I think of leafhoppers and their relatives as primarily daytime creatures, so I'm still always a little surprised when I see these guys under the lights. This Speckled Sharpshooter (Paraulacizes irrorata) is pretty weirdly shaped compared to other leafhoppers I see more commonly around here, but it's also very cool looking -- its bulky head reminds me of a snake:
Two very pretty species of planthoppers have made several appearances as well -- Acanalonia conica:
And its paler, almost ghostly cousin, the Northern Flatid Planthopper (Anormenis chloris):
Every once in a while, I get another glimpse of a Green Stink Bug nymph (Chinavia hilaris), which I first noticed on my porch a couple weeks ago. This one has its sucking mouth part stuck right in the stem of this bean plant -- mmm, plant juices!
Another stink bug, though, I definitely wasn't happy to see:
This guy is a Brown Marmorated Stink Bug (Halyomorpha halys), an invasive species introduced from Asia only in the last dozen or so years -- according to the internet, those white bands on its antennae are a good way to distinguish it from similar-looking native species. This is the first time I've seen one of these bugs in Connecticut, but they've been a horrible nuisance for my family in Maryland in the past couple of summers -- they get so numerous that my dad has taken to vacuuming them off the back porch, and they get pretty much everywhere (in windows, in the dog's long fur...). Not to mention the agricultural damage they cause. So yeah, it's not a great situation, and I'm not at all pleased to see them in my yard.

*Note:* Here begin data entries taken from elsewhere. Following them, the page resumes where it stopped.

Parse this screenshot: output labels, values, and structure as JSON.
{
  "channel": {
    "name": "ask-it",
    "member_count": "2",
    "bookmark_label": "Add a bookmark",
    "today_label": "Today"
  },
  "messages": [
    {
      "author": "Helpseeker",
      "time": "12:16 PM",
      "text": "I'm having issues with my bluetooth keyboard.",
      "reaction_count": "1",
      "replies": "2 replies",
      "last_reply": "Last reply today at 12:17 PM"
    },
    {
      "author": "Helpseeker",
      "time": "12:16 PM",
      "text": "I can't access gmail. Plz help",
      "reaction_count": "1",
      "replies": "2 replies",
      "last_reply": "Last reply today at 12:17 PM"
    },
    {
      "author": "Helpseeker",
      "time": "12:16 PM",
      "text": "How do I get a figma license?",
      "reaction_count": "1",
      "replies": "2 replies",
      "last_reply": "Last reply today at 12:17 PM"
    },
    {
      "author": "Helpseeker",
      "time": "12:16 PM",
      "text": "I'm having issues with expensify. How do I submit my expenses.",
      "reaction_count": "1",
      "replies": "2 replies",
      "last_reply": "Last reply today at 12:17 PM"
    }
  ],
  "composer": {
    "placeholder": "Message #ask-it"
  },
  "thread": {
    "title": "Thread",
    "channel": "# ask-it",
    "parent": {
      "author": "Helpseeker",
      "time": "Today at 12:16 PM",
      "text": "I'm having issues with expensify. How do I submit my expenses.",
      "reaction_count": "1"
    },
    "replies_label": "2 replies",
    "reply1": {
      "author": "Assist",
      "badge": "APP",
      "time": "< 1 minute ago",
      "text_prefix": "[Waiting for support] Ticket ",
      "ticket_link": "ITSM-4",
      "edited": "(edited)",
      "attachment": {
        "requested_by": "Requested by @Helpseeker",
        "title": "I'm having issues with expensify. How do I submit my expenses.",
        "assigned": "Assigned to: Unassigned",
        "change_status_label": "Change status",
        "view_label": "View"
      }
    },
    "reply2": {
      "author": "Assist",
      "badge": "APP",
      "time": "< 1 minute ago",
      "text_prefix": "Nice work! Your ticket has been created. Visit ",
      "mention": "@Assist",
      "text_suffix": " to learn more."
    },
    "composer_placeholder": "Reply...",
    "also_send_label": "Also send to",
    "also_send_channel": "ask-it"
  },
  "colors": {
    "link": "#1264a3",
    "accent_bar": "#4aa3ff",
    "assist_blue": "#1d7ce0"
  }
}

But there have been plenty of other, happier bugs around, too, including several very pretty moths. I'm always amazed at how even all-brown moths can have just the coolest, most intricate patterns. This Adjutant Wainscot (Leucania adjuta) has some pretty awesome stripes when you get up close to it:
Even bolder was this carpet moth (I'm not sure the exact species):
(Update: A kind person on Bugguide.net helped identify the above moth as a Toothed Brown Carpet (Xanthorhoe lacustrata).)
And two American Idias (Idia americalis), a darker and a lighter individual, showed off some interesting variations on a striking design:
Finally, I'm not the only one benefiting from the bug-attracting qualities of the light. A few medium-sized spiders have set up webs in the corners around the door, and they seem to pretty much always have something on hand to eat:
I love expanding my knowledge of the huge variety of creatures who pass through our yard, and a porch light is a great way to get some of those creatures to come to me!